* [WORK REQUEST]
Given the listing that follows, report all lines in which the string "JSON" occurs.

* [RECORDS PROVIDED]
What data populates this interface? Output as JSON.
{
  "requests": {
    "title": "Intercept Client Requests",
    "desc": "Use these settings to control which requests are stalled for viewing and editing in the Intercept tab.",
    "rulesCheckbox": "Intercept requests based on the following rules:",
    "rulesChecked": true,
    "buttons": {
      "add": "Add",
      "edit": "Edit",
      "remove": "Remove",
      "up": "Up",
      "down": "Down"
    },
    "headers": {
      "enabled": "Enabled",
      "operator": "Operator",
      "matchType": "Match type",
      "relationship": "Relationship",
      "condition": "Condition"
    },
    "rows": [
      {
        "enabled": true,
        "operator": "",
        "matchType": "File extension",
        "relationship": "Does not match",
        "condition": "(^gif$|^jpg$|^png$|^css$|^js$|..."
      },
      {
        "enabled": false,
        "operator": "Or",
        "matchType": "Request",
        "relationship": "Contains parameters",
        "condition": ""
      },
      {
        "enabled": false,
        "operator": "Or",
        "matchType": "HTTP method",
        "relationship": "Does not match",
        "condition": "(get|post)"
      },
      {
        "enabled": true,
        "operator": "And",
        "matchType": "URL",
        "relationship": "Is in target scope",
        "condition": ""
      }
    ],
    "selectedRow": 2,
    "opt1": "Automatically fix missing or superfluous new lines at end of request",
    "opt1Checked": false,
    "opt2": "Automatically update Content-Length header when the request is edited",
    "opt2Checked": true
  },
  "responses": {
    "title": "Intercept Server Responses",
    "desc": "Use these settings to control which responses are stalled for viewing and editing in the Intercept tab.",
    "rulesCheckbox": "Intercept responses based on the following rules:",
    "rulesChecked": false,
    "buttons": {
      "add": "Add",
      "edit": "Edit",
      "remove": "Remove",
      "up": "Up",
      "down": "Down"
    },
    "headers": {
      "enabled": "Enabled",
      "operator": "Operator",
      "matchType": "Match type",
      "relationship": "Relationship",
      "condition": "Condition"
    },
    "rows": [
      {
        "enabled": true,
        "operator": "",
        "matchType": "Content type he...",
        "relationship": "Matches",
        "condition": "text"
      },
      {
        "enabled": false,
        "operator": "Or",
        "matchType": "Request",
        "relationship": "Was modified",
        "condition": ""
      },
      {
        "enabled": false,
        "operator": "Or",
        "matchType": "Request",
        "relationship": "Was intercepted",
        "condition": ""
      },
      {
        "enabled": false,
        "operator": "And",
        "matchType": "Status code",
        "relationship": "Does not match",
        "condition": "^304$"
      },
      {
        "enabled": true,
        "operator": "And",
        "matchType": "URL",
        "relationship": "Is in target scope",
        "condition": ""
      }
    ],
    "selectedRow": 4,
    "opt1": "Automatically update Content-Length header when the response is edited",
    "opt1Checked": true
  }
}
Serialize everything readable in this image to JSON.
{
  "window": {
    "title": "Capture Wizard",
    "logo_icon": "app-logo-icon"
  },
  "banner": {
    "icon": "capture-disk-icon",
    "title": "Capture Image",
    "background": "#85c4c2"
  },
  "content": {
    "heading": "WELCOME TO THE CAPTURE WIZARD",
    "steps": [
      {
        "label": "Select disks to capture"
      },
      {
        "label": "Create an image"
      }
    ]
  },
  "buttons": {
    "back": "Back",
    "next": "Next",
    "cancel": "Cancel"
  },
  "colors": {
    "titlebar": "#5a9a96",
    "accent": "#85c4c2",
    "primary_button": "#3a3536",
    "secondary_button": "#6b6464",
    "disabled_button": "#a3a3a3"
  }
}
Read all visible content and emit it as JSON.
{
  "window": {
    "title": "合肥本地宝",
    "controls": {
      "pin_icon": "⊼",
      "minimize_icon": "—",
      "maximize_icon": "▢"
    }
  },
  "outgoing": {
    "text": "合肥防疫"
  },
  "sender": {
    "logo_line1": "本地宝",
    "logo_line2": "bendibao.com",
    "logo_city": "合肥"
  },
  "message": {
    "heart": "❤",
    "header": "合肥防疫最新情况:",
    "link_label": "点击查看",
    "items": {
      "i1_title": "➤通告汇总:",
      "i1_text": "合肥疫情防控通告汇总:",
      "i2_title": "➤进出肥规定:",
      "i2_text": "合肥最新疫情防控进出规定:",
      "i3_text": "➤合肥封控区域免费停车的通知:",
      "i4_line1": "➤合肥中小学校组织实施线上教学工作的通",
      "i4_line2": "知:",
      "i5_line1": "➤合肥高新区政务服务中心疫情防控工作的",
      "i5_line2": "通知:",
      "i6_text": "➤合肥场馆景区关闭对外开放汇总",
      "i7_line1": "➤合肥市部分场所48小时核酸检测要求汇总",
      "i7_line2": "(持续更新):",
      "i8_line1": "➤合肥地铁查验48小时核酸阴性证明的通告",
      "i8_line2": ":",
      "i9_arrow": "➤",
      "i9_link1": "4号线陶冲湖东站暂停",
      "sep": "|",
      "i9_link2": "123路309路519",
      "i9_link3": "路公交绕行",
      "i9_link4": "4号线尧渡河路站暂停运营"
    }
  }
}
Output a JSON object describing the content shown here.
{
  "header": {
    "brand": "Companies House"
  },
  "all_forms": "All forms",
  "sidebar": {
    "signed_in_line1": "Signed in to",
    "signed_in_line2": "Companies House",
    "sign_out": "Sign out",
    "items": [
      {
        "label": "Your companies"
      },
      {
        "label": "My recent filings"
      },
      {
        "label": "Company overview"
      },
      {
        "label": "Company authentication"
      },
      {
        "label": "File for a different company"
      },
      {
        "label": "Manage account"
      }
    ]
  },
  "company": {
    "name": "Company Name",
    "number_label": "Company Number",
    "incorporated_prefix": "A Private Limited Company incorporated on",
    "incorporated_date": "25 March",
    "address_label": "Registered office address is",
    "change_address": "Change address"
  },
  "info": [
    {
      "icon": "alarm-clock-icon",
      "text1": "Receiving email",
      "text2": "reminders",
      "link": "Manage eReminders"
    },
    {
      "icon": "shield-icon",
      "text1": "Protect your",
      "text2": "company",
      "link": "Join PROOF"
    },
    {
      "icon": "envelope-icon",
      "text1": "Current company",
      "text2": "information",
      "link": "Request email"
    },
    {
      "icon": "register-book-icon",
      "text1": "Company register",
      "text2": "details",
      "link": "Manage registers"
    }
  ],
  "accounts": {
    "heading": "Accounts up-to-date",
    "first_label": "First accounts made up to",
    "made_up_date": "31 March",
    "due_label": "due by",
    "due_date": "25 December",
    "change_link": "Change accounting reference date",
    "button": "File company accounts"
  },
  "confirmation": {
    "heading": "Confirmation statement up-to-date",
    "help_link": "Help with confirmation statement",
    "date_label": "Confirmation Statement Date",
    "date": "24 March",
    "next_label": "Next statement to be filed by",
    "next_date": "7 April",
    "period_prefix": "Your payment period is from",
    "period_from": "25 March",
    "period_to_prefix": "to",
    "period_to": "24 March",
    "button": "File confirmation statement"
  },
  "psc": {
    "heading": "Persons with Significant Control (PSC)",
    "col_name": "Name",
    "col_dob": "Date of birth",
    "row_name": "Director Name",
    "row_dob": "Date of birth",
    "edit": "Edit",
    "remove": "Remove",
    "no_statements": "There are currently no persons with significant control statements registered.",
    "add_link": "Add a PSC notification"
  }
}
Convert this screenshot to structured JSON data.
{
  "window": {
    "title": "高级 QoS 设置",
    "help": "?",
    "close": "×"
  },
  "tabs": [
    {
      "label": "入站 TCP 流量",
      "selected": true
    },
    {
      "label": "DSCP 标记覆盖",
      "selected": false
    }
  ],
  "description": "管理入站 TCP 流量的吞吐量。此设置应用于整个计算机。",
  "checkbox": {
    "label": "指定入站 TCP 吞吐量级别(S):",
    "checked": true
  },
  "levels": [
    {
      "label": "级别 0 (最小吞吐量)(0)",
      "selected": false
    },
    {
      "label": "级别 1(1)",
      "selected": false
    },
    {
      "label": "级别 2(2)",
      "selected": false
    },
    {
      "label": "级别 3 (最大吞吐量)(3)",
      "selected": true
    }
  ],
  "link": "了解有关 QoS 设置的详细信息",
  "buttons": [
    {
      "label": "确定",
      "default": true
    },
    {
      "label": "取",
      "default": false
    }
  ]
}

* [RESULT BELOW]
What data populates this interface? Output as JSON.
Serialize everything readable in this image to JSON.
Read all visible content and emit it as JSON.
Output a JSON object describing the content shown here.
Convert this screenshot to structured JSON data.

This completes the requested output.